However, the commonwealth must do more to limit pollution from agriculture. Stormwater in urban and suburban areas with a lot of concrete and impermeable surfaces is also a growing problem.
In an interview, Chris Moore — a scientist with the Bay Foundation — said a lot of stormwater infrastructure is old and needs upgrades. He said cities must do a better job of treating and cleaning runoff before it’s released into waterways.
Localities should also build more wetlands and other green mechanisms to slow down runoff into rivers, he said. Stormwater retention ponds trap runoff and help separate phosphorus from the water.
The key, however, is finding money to pay for stormwater projects.
“Urban and suburban stormwater,” Moore said, “tends to be the most expensive and kind of the toughest nut to crack.”
Since 2014, Virginia has been operating a Stormwater Local Assistance Fund that helps localities pay for stormwater projects. But environmentalists say it hasn’t been enough.
Gov. Ralph Northam has said he’s committed to the cleanup of the Chesapeake Bay. And earlier this year, state lawmakers dedicated increased funding to addressing water quality issues.
The General Assembly is now reworking the budget in response to revenue shortfalls caused by the coronavirus pandemic. Scientists and environmentalists hope the state will maintain funding for pollution-reduction programs.
“If we don’t succeed in reducing our nutrient management load, we are going to see algae blooms more and more,” said Del. Nancy Guy, who represents Norfolk and Virginia Beach. “We cannot take our eye off this problem.”
In addition to funding, Kim Reece — the aquatic health scientist at the Virginia Institute of Marine Sciences — said Virginia should carry out a study of the stormwater management system. She said a task force should look at new statewide strategies to better monitor waters and keep them clean.
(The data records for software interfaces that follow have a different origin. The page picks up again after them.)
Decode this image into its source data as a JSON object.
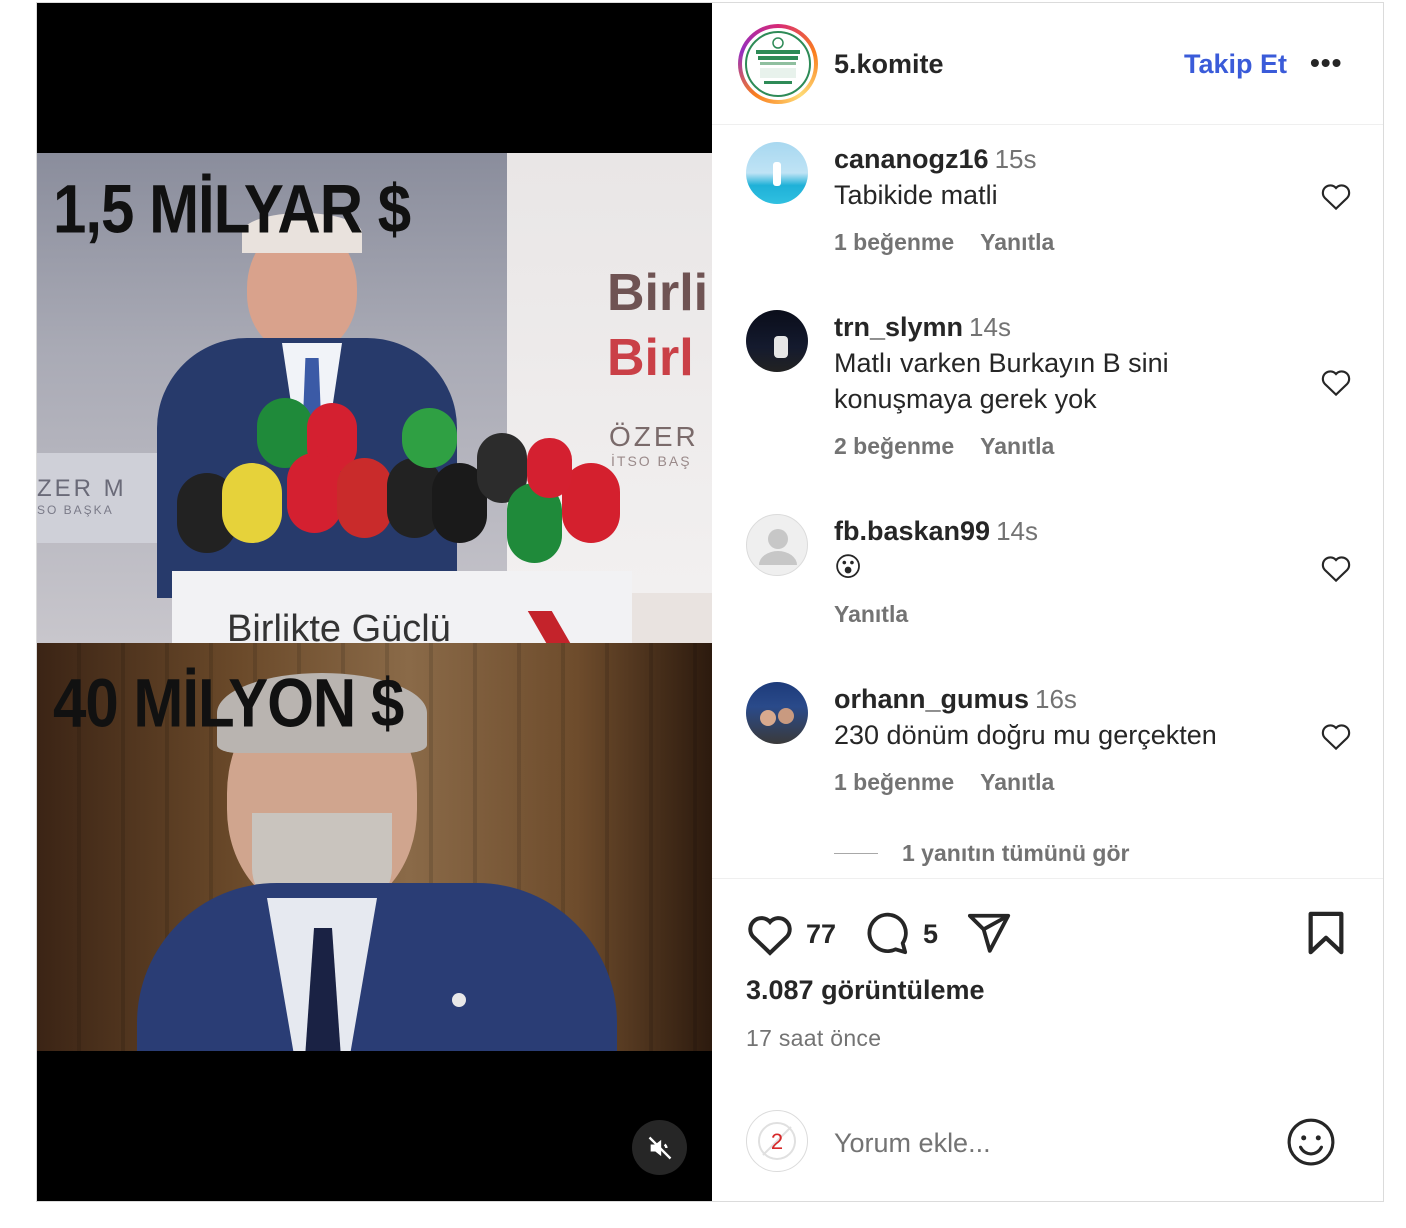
{
  "post": {
    "author": "5.komite",
    "follow_label": "Takip Et",
    "more_label": "•••",
    "media": {
      "top_caption": "1,5 MİLYAR $",
      "bottom_caption": "40 MİLYON $",
      "mute_icon": "speaker-muted-icon"
    }
  },
  "comments": [
    {
      "user": "cananogz16",
      "time": "15s",
      "text": "Tabikide matli",
      "likes": "1 beğenme",
      "reply": "Yanıtla"
    },
    {
      "user": "trn_slymn",
      "time": "14s",
      "text": "Matlı varken Burkayın B sini konuşmaya gerek yok",
      "likes": "2 beğenme",
      "reply": "Yanıtla"
    },
    {
      "user": "fb.baskan99",
      "time": "14s",
      "text": "😮",
      "likes": "",
      "reply": "Yanıtla"
    },
    {
      "user": "orhann_gumus",
      "time": "16s",
      "text": "230 dönüm doğru mu gerçekten",
      "likes": "1 beğenme",
      "reply": "Yanıtla"
    }
  ],
  "view_replies": "1 yanıtın tümünü gör",
  "actions": {
    "like_count": "77",
    "comment_count": "5",
    "views": "3.087 görüntüleme",
    "time_ago": "17 saat önce"
  },
  "composer": {
    "placeholder": "Yorum ekle...",
    "badge": "2"
  }
}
“We really need to get at this because we continue to have these blooms,” Reece said. “Much improvement needs to be made.”